Sunlight, ordinary indoor lighting as well as UV (blacklight) can be used to “charge up” our Glow lures. The more UV wavelengths the light contains, the faster it will charge. Sunlight will charge the fastest, requiring only 5 minutes of exposure. A ‘workshop type’ Fluorescent lamp is rich in UV light – holding the powder close to a bright fluorescent lamp will charge it up in about 10 minutes. An ordinary 60 watt incandescent bulb will take 30 minutes. UV (black lights) will charge up the material extremely fast as well.
When fully charged, all glow powders will produce a very bright afterglow for a short time, level off to a moderate level of brightness and slowly dimming over the remainder of their glow durations.
The Green and Aqua colors will remain clearly visible for as long as 33 hours. The Green and Aqua are comparable and by far the brightest and longest afterglow. Obviously, the level of glow at 14 hours is not nearly as bright as it is at 10 minutes after light exposure, but you can plainly see it in the dark.
The Blue glow has a lower glow brightness and shorter afterglow duration compared to the Green and Aqua. This is partly due to the response of the Human eye. Our eyes are much more sensitive to the color green as compared to blue. Green will always appear brighter to the eye.
Newly developed, Violet powder is an absolutely stunning color in the dark. Different than our ultra-long glow time Blue, Green & Aqua colors, Violet requires a much longer charge time and has a shorter glow duration and brightness as compared to the other colors. But it is truly a breathtaking color.
One or more of these Rare Earth based additives is used in BFD Glow lures.
This is a summary of researchreports on actual stomach contents of White Marlin. The White Marlin is a very important sport specie in the Atlantic Ocean. In some ways, White Marlin habits are a bit different than other Marlins. Included are links to the reports and a pdf from the Brazil study if you care to dig deeper.
Common themes in these reports are:
The White Marlin is smaller than the other Marlins.
White Marlin spend most of their time in the top 33’ of the water column.
White Marlin dive deep more often than other Marlins but don’t stay down very long.
White Marlin prefer 75-84F degree water – and migrate to find it.
The mean length of prey found in a White Marlins stomach was 4”.
White Marlin like flying fish and squid and will “run down” their prey.
Having read a lot of opinion on Blue Marlin feeding habits, I decided to dig around for researchreports on actual stomach contents of this apex ocean predator.
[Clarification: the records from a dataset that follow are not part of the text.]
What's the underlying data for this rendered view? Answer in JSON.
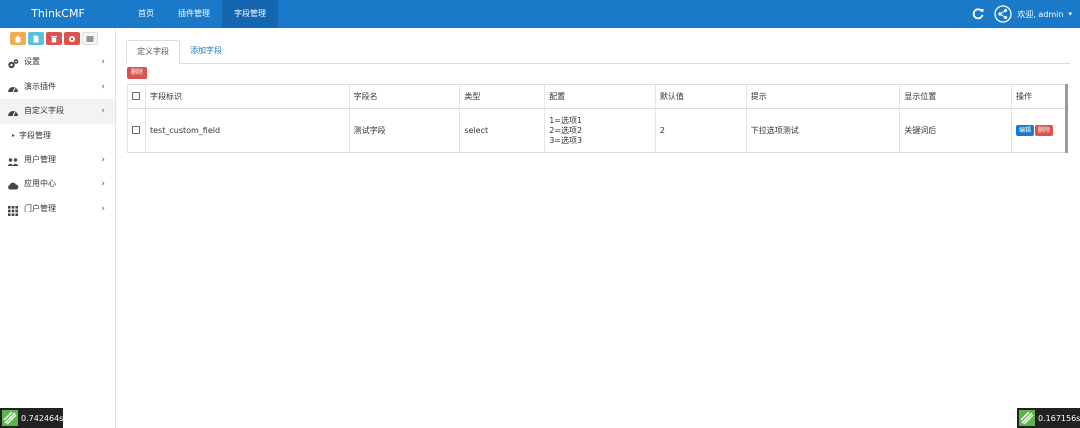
{
  "app": {
    "brand": "ThinkCMF"
  },
  "nav": {
    "tabs": [
      {
        "label": "首页"
      },
      {
        "label": "插件管理"
      },
      {
        "label": "字段管理"
      }
    ],
    "welcome": "欢迎, admin",
    "caret": "▾"
  },
  "sidebar": {
    "items": [
      {
        "label": "设置",
        "icon": "cogs-icon"
      },
      {
        "label": "演示插件",
        "icon": "dashboard-icon"
      },
      {
        "label": "自定义字段",
        "icon": "dashboard-icon"
      },
      {
        "label": "字段管理"
      },
      {
        "label": "用户管理",
        "icon": "users-icon"
      },
      {
        "label": "应用中心",
        "icon": "cloud-icon"
      },
      {
        "label": "门户管理",
        "icon": "grid-icon"
      }
    ],
    "chevron": "›",
    "sub_caret": "▸"
  },
  "tabs": {
    "defined": "定义字段",
    "add": "添加字段"
  },
  "actions": {
    "delete": "删除",
    "edit": "编辑"
  },
  "table": {
    "headers": [
      "字段标识",
      "字段名",
      "类型",
      "配置",
      "默认值",
      "提示",
      "显示位置",
      "操作"
    ],
    "rows": [
      {
        "key": "test_custom_field",
        "name": "测试字段",
        "type": "select",
        "config": [
          "1=选项1",
          "2=选项2",
          "3=选项3"
        ],
        "default": "2",
        "hint": "下拉选项测试",
        "position": "关键词后"
      }
    ]
  },
  "timers": {
    "left": "0.742464s",
    "right": "0.167156s"
  },
  "colors": {
    "navbar": "#1a79c9",
    "danger": "#d9534f",
    "primary": "#1a79c9"
  }
}
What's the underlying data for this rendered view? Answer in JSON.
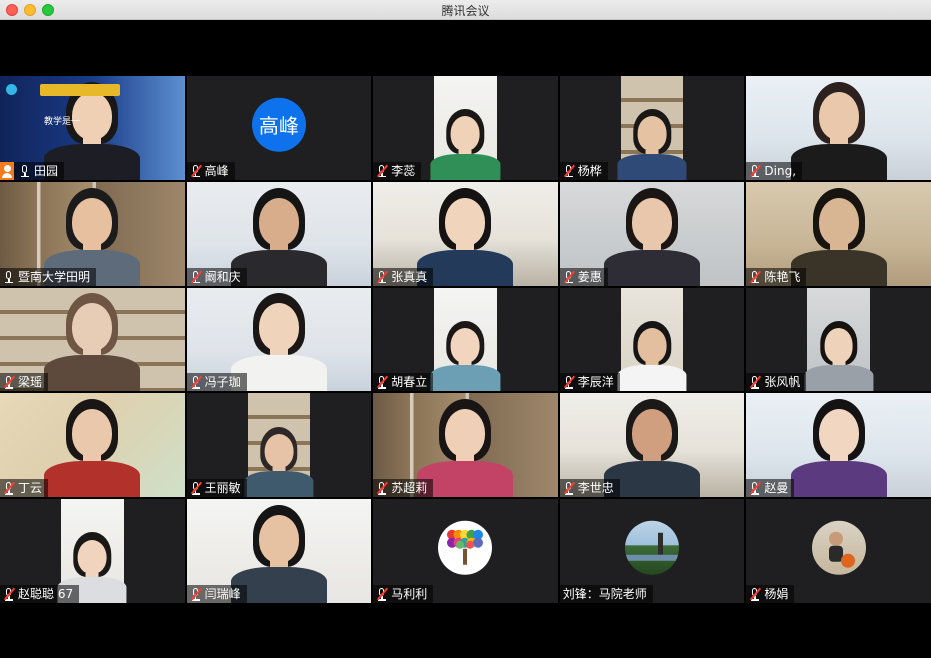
{
  "window": {
    "title": "腾讯会议"
  },
  "participants": [
    {
      "name": "田园",
      "kind": "video",
      "bg": "bg-slide",
      "host": true,
      "muted": false,
      "hair": "#1a1717",
      "shirt": "#1d1d26",
      "skin": "#efd0b4",
      "slide_title": "教学是一"
    },
    {
      "name": "高峰",
      "kind": "initial",
      "initial": "高峰",
      "muted": true
    },
    {
      "name": "李蕊",
      "kind": "video-inset",
      "bg": "bg-light",
      "muted": true,
      "hair": "#1a1717",
      "shirt": "#2f8f56",
      "skin": "#f0d2b8"
    },
    {
      "name": "杨桦",
      "kind": "video-inset",
      "bg": "bg-shelf2",
      "muted": true,
      "hair": "#1a1717",
      "shirt": "#304a78",
      "skin": "#e5c2a2"
    },
    {
      "name": "Ding,",
      "kind": "video",
      "bg": "bg-window",
      "muted": true,
      "hair": "#2b2220",
      "shirt": "#1b1b1b",
      "skin": "#e9c8ab"
    },
    {
      "name": "暨南大学田明",
      "kind": "video",
      "bg": "bg-shelf",
      "muted": false,
      "hair": "#1b1b1b",
      "shirt": "#5d6b7a",
      "skin": "#e6c09f"
    },
    {
      "name": "阚和庆",
      "kind": "video",
      "bg": "bg-office",
      "muted": true,
      "hair": "#161515",
      "shirt": "#2a2a2e",
      "skin": "#d8ad8b"
    },
    {
      "name": "张真真",
      "kind": "video",
      "bg": "bg-room",
      "muted": true,
      "hair": "#141212",
      "shirt": "#233a5b",
      "skin": "#f0d4bc"
    },
    {
      "name": "姜惠",
      "kind": "video",
      "bg": "bg-grey",
      "muted": true,
      "hair": "#1b1514",
      "shirt": "#2e2d35",
      "skin": "#e8c7ad"
    },
    {
      "name": "陈艳飞",
      "kind": "video",
      "bg": "bg-warm",
      "muted": true,
      "hair": "#17130f",
      "shirt": "#3a3327",
      "skin": "#d9b693"
    },
    {
      "name": "梁瑶",
      "kind": "video",
      "bg": "bg-shelf2",
      "muted": true,
      "hair": "#6f5644",
      "shirt": "#5d4a3c",
      "skin": "#e8cdb6"
    },
    {
      "name": "冯子珈",
      "kind": "video",
      "bg": "bg-office",
      "muted": true,
      "hair": "#1a1716",
      "shirt": "#f2f2f0",
      "skin": "#f0d3bb"
    },
    {
      "name": "胡春立",
      "kind": "video-inset",
      "bg": "bg-light",
      "muted": true,
      "hair": "#1b1817",
      "shirt": "#6c9fb4",
      "skin": "#f1d5be"
    },
    {
      "name": "李辰洋",
      "kind": "video-inset",
      "bg": "bg-stripe",
      "muted": true,
      "hair": "#161414",
      "shirt": "#f4f4f4",
      "skin": "#e3bf9f"
    },
    {
      "name": "张风帆",
      "kind": "video-inset",
      "bg": "bg-grey",
      "muted": true,
      "hair": "#15120f",
      "shirt": "#9aa0a7",
      "skin": "#efd2ba"
    },
    {
      "name": "丁云",
      "kind": "video",
      "bg": "bg-map",
      "muted": true,
      "hair": "#1a1616",
      "shirt": "#b2312b",
      "skin": "#e9c8ab"
    },
    {
      "name": "王丽敏",
      "kind": "video-inset",
      "bg": "bg-shelf2",
      "muted": true,
      "hair": "#2d2827",
      "shirt": "#3f5a6d",
      "skin": "#e6c3a6"
    },
    {
      "name": "苏超莉",
      "kind": "video",
      "bg": "bg-shelf",
      "muted": true,
      "hair": "#181514",
      "shirt": "#c24366",
      "skin": "#efd0b7"
    },
    {
      "name": "李世忠",
      "kind": "video",
      "bg": "bg-room",
      "muted": true,
      "hair": "#1a1918",
      "shirt": "#2b3745",
      "skin": "#cf9f7f"
    },
    {
      "name": "赵曼",
      "kind": "video",
      "bg": "bg-window",
      "muted": true,
      "hair": "#141213",
      "shirt": "#5b3a7f",
      "skin": "#f1d6c2"
    },
    {
      "name": "赵聪聪 67",
      "kind": "video-inset",
      "bg": "bg-light",
      "muted": true,
      "hair": "#1a1717",
      "shirt": "#dbdde0",
      "skin": "#f0d4bd"
    },
    {
      "name": "闫瑞峰",
      "kind": "video",
      "bg": "bg-light",
      "muted": true,
      "hair": "#161515",
      "shirt": "#34404d",
      "skin": "#e6c2a3"
    },
    {
      "name": "马利利",
      "kind": "picture",
      "pic": "tree",
      "muted": true
    },
    {
      "name": "刘锋：马院老师",
      "kind": "picture",
      "pic": "landscape",
      "muted": false,
      "nomic": true
    },
    {
      "name": "杨娟",
      "kind": "picture",
      "pic": "kid",
      "muted": true
    }
  ]
}
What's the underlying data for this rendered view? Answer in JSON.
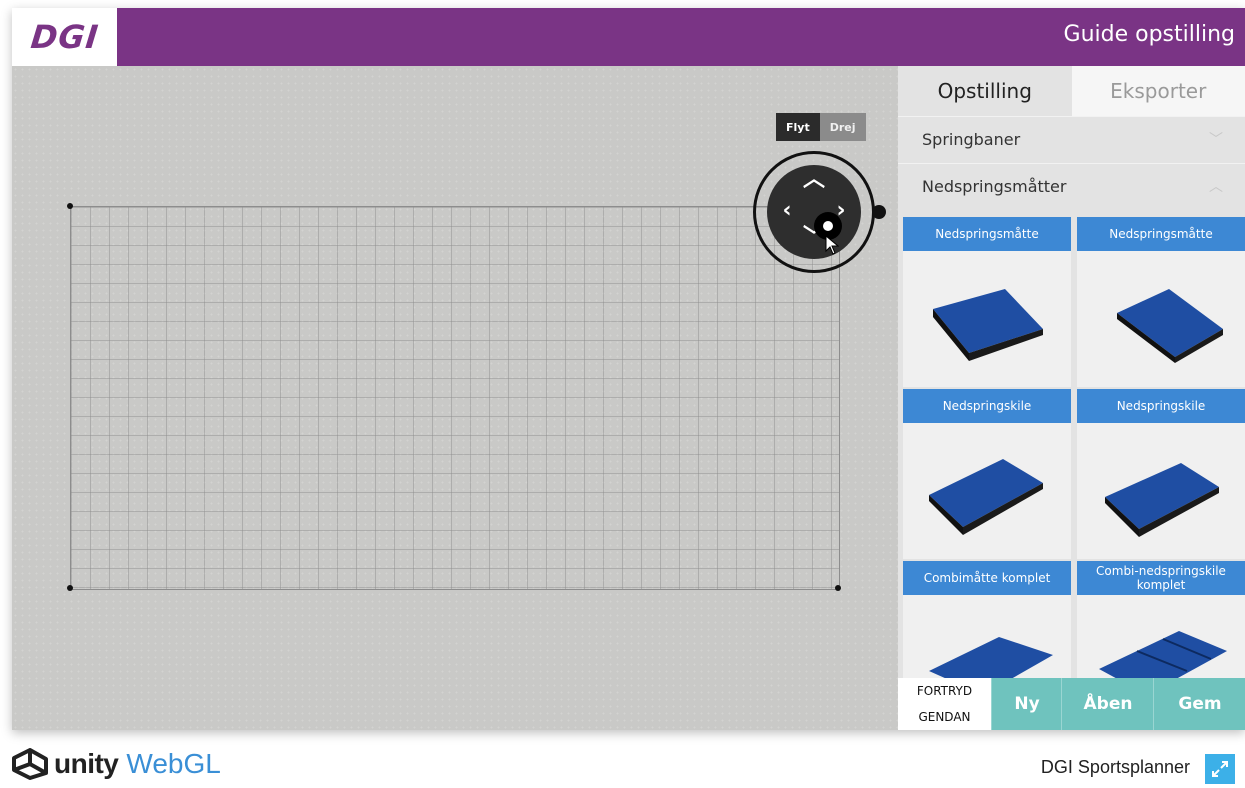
{
  "header": {
    "logo_text": "DGI",
    "title": "Guide opstilling"
  },
  "mode_toggle": {
    "options": [
      "Flyt",
      "Drej"
    ],
    "selected": "Flyt"
  },
  "sidepanel": {
    "tabs": [
      {
        "label": "Opstilling",
        "active": true
      },
      {
        "label": "Eksporter",
        "active": false
      }
    ],
    "sections": [
      {
        "label": "Springbaner",
        "expanded": false
      },
      {
        "label": "Nedspringsmåtter",
        "expanded": true
      }
    ],
    "items": [
      {
        "label": "Nedspringsmåtte"
      },
      {
        "label": "Nedspringsmåtte"
      },
      {
        "label": "Nedspringskile"
      },
      {
        "label": "Nedspringskile"
      },
      {
        "label": "Combimåtte komplet"
      },
      {
        "label": "Combi-nedspringskile komplet"
      }
    ]
  },
  "actions": {
    "undo": "FORTRYD",
    "redo": "GENDAN",
    "new": "Ny",
    "open": "Åben",
    "save": "Gem"
  },
  "footer": {
    "unity_text": "unity",
    "webgl_text": "WebGL",
    "product_name": "DGI Sportsplanner"
  },
  "colors": {
    "brand_purple": "#7a3485",
    "item_header_blue": "#3d88d4",
    "action_teal": "#6fc3be",
    "mat_blue": "#1f4ea3"
  },
  "icons": {
    "joystick": "move-joystick-icon",
    "fullscreen": "fullscreen-icon",
    "chevron_down": "chevron-down-icon",
    "chevron_up": "chevron-up-icon"
  }
}
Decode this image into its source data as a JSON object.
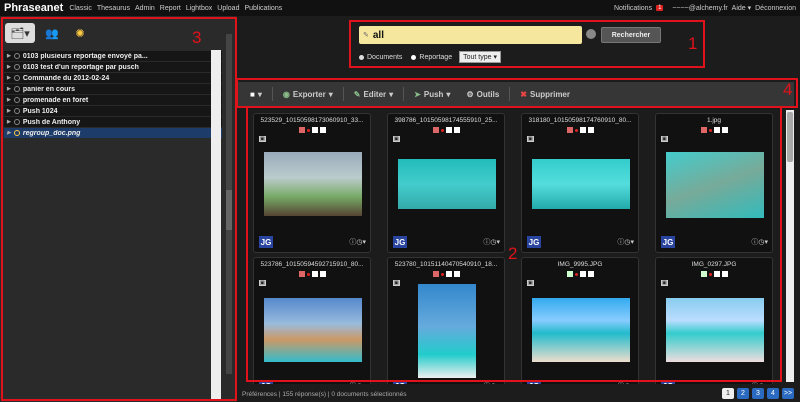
{
  "topbar": {
    "logo": "Phraseanet",
    "nav": [
      "Classic",
      "Thesaurus",
      "Admin",
      "Report",
      "Lightbox",
      "Upload",
      "Publications"
    ],
    "notifications_label": "Notifications",
    "notifications_count": "1",
    "user": "~~~~@alchemy.fr",
    "help": "Aide ▾",
    "logout": "Déconnexion"
  },
  "baskets": [
    {
      "label": "0103 plusieurs reportage envoyé pa..."
    },
    {
      "label": "0103 test d'un reportage par pusch"
    },
    {
      "label": "Commande du 2012-02-24"
    },
    {
      "label": "panier en cours"
    },
    {
      "label": "promenade en foret"
    },
    {
      "label": "Push 1024"
    },
    {
      "label": "Push de Anthony"
    },
    {
      "label": "regroup_doc.png"
    }
  ],
  "search": {
    "query": "all",
    "button": "Rechercher",
    "opt_documents": "Documents",
    "opt_reportage": "Reportage",
    "type_select": "Tout type"
  },
  "toolbar": {
    "exporter": "Exporter",
    "editer": "Editer",
    "push": "Push",
    "outils": "Outils",
    "supprimer": "Supprimer"
  },
  "cards": [
    {
      "title": "523529_10150598173060910_33...",
      "initials": "JG"
    },
    {
      "title": "398786_10150598174555910_25...",
      "initials": "JG"
    },
    {
      "title": "318180_10150598174760910_80...",
      "initials": "JG"
    },
    {
      "title": "1.jpg",
      "initials": "JG"
    },
    {
      "title": "523786_10150594592715910_80...",
      "initials": "JG"
    },
    {
      "title": "523780_10151140470540910_18...",
      "initials": "JG"
    },
    {
      "title": "IMG_9995.JPG",
      "initials": "JG"
    },
    {
      "title": "IMG_0297.JPG",
      "initials": "JG"
    }
  ],
  "status": {
    "text": "Préférences | 155 réponse(s) | 0 documents sélectionnés",
    "pages": [
      "1",
      "2",
      "3",
      "4",
      ">>"
    ]
  },
  "annotations": [
    "1",
    "2",
    "3",
    "4"
  ],
  "colors": {
    "annotation_red": "#e0121a",
    "selected_basket": "#1e3c6a",
    "query_bg": "#f5e79e"
  }
}
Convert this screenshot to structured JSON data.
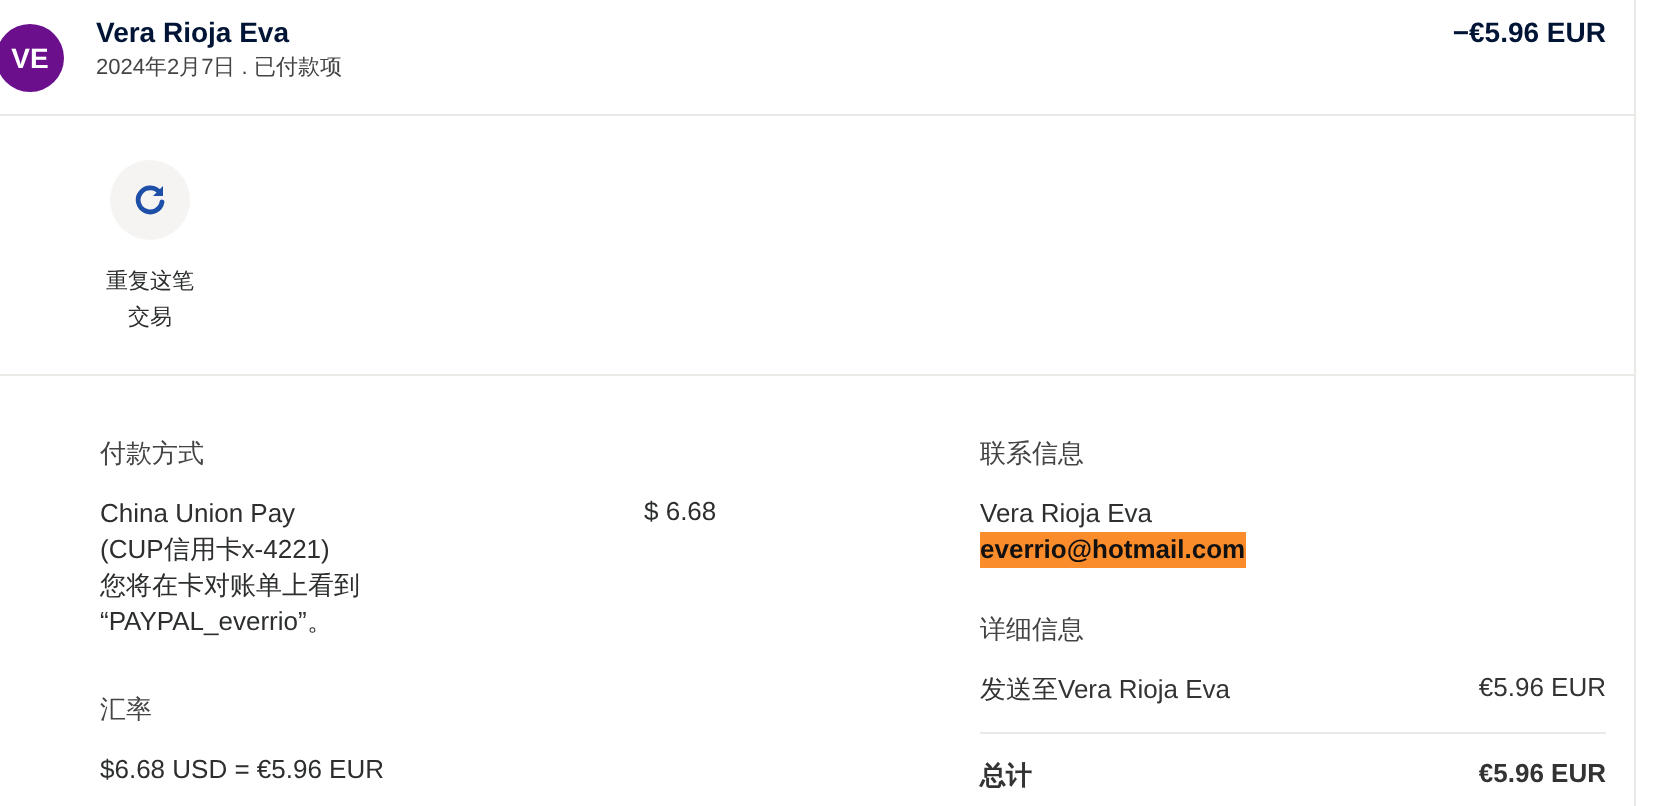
{
  "header": {
    "avatar": "VE",
    "name": "Vera Rioja Eva",
    "subtitle": "2024年2月7日 . 已付款项",
    "amount": "−€5.96 EUR"
  },
  "actions": [
    {
      "label": "重复这笔交易"
    }
  ],
  "payment": {
    "title": "付款方式",
    "method": "China Union Pay",
    "card": "(CUP信用卡x-4221)",
    "note": "您将在卡对账单上看到",
    "descriptor": "“PAYPAL_everrio”。",
    "amount": "$ 6.68"
  },
  "exchange": {
    "title": "汇率",
    "rate": "$6.68 USD = €5.96 EUR"
  },
  "contact": {
    "title": "联系信息",
    "name": "Vera Rioja Eva",
    "email": "everrio@hotmail.com",
    "email_highlighted": true
  },
  "details": {
    "title": "详细信息",
    "rows": [
      {
        "label": "发送至Vera Rioja Eva",
        "value": "€5.96 EUR",
        "kind": "line"
      },
      {
        "label": "总计",
        "value": "€5.96 EUR",
        "kind": "total"
      }
    ]
  }
}
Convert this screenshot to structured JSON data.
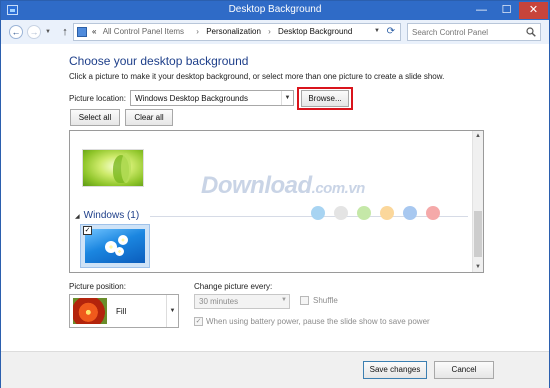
{
  "window": {
    "title": "Desktop Background",
    "buttons": {
      "minimize": "—",
      "maximize": "☐",
      "close": "✕"
    }
  },
  "navbar": {
    "back_icon": "←",
    "forward_icon": "→",
    "up_icon": "↑",
    "breadcrumb": {
      "overflow": "«",
      "items": [
        "All Control Panel Items",
        "Personalization",
        "Desktop Background"
      ],
      "separator": "›"
    },
    "search": {
      "placeholder": "Search Control Panel"
    }
  },
  "main": {
    "heading": "Choose your desktop background",
    "subtitle": "Click a picture to make it your desktop background, or select more than one picture to create a slide show.",
    "location": {
      "label": "Picture location:",
      "value": "Windows Desktop Backgrounds",
      "browse_label": "Browse..."
    },
    "select_all_label": "Select all",
    "clear_all_label": "Clear all",
    "picture_list": {
      "group_name": "Windows (1)",
      "checkmark": "✓"
    },
    "watermark": {
      "text": "Download",
      "suffix": ".com.vn",
      "dot_colors": [
        "#a8d4f2",
        "#e4e4e4",
        "#c5e8a8",
        "#fbd79b",
        "#a8c8f0",
        "#f5a9a9"
      ]
    },
    "position": {
      "label": "Picture position:",
      "value": "Fill"
    },
    "slideshow": {
      "change_label": "Change picture every:",
      "interval_value": "30 minutes",
      "shuffle_label": "Shuffle",
      "battery_label": "When using battery power, pause the slide show to save power"
    }
  },
  "footer": {
    "save_label": "Save changes",
    "cancel_label": "Cancel"
  },
  "colors": {
    "title_bar": "#2f6bc7",
    "heading": "#1e3f8a",
    "highlight_border": "#d9141c"
  }
}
The only opinions that count are stomach contents. This subject has been studied more often than I would have thought around the world. Below is a synopsis of what I could find. Included are links to the report and a pdf if you care to dig deeper.
Common themes are:
Blue Marlin prefer water in the 80F+ temperature range
Due to the above point, they feed mostly toward the top of the epilagic zone (0-82 fathoms)
Blue Marlin are opportunistic, not passing up an easy meal of anything
Blue Marlin are efficient, not expending more energy than consumption of the prey will replenish
Due to the above point, Blue Marlin consume mostly various tunas, mackerels and bonito
Squid are an important component of a Blue Marlin’s diet
Dolphinfish (Mahi Mahi – Dorado) are mentioned often